(Alaska  1974).  The legislature has since authorized the payment
of interest for claims, like Quality's, filed under AS 36.30.620.
See  AS  36.30.623.   But this statute did not  become  effective
until  October  2001  and therefore does not apply  to  Quality's
claim.   Ch.  98,   1, SLA 2001 (Effective Oct.  8,  2001).   The
state  argues  that "[t]he absence in 1996 of a statute  like  AS
36.30.623 . . . significantly undercuts [Quality's] argument. . .
.  There  would  have been no need to enact AS  36.30.623  if  AS
09.50.250 - .280 were an explicit waiver of immunity for  payment
of  interest on DOT contract claims."  We agree with the  state's
argument,  but  our  holding  does not  depend  upon  it  because
Quality's  claim is clearly an administrative appeal  that  falls
outside AS 09.50.250.
41     See  Samissa Anchorage, Inc. v. State, 57 P.3d 676 (Alaska
2002)   (reaffirming that AS 09.50.250 and .280 do not allow  for
prejudgment  interest in cases brought as administrative  appeals
that could not have been brought under section .250).
42    598 P.2d 1372 (Wash. 1979).
43    Id. at 1377.
44    Id.
45    Id.
46    Danco Exploration, Inc. v. State, 924 P.2d 432, 434 (Alaska
1996);  Stewart  & Grindle, Inc. v. State, 524  P.2d  1242,  1245
(Alaska 1974).
47     State  v.  Phillips,  470  P.2d  266,  272  (Alaska  1970)
(quotations  omitted) (citing Wright Truck & Tractor Serv.,  Inc.
v. State, 398 P.2d 216, 220 (Alaska 1965)).
48    See supra note 40.
49     The contract allows the state to make changes under   105-
1.06  and  104-1.02  in the work requirements  "should  conflicts
occur  or utilities be discovered that are not shown on the plans
that  require  adjusting."  But these provisions  do  not  impact
Quality's  delay  claim, which is based instead  on  the  state's
termination.
50     We  review questions of contract interpretation  de  novo.
Earth Movers, 824 P.2d at 717 n.4.
51     Because  the delay claim is established on the alternative
grounds  discussed in this subpart, we do not  need  to  consider
Quality's  response that the state breached express  and  implied
warranties.
52     We  review this interpretation issue under the substantial
evidence   standard  because  the  interpretation  of    105-1.06
requires extrinsic evidence.  Little Susitna Constr.

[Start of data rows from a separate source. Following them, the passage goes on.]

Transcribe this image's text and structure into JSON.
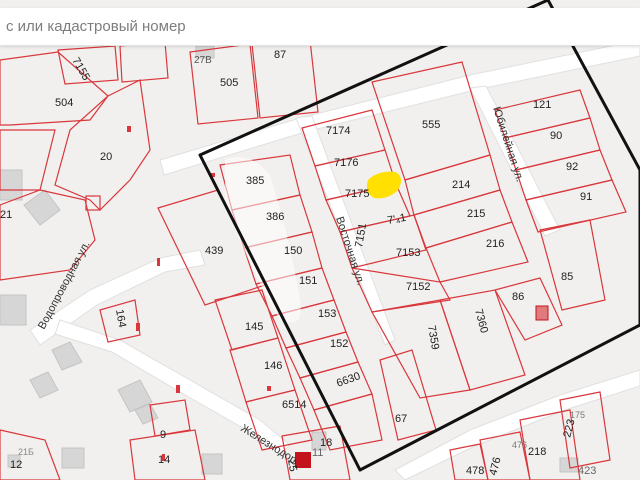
{
  "search": {
    "placeholder": "с или кадастровый номер",
    "value": ""
  },
  "colors": {
    "parcel": "#d9373c",
    "selection": "#111111",
    "highlight": "#ffe000",
    "building": "#d6d6d6",
    "background": "#f1f0ee",
    "road": "#ffffff"
  },
  "parcels": {
    "p7155": "7155",
    "p27b": "27В",
    "p505": "505",
    "p87": "87",
    "p504": "504",
    "p20": "20",
    "p21": "21",
    "p7174": "7174",
    "p555": "555",
    "p7176": "7176",
    "p7175": "7175",
    "p214": "214",
    "p7151_diag": "7'₄1",
    "p215": "215",
    "p7151": "7151",
    "p7153": "7153",
    "p216": "216",
    "p7152": "7152",
    "p121": "121",
    "p90": "90",
    "p92": "92",
    "p91": "91",
    "p85": "85",
    "p86": "86",
    "p385": "385",
    "p386": "386",
    "p150": "150",
    "p151": "151",
    "p153": "153",
    "p152": "152",
    "p6630": "6630",
    "p6514": "6514",
    "p439": "439",
    "p145": "145",
    "p146": "146",
    "p7359": "7359",
    "p7360": "7360",
    "p67": "67",
    "p18": "18",
    "p11": "11",
    "p25": "25",
    "p164": "164",
    "p9": "9",
    "p14": "14",
    "p12": "12",
    "p21b": "21Б",
    "p175": "175",
    "p223": "223",
    "p476a": "476",
    "p218": "218",
    "p478": "478",
    "p476b": "476",
    "p423": "423"
  },
  "streets": {
    "vodoprovodnaya": "Водопроводная ул.",
    "vostochnaya": "Восточная ул.",
    "yubileynaya": "Юбилейная ул.",
    "zheleznodor": "Железнодор"
  }
}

Co. v.  Soil
Processing, Inc., 944 P.2d 20, 23 (Alaska 1997).
53    Von Stauffenberg v. Comm. for Honest & Ethical Sch. Bd., 903
P.2d 1055, 1061 (Alaska 1995).
54     Pub.  Defender  Agency v. Superior Court,  Third  Judicial
Dist., 534 P.2d 947, 950 (Alaska 1975); AS 44.23.020(3), (8).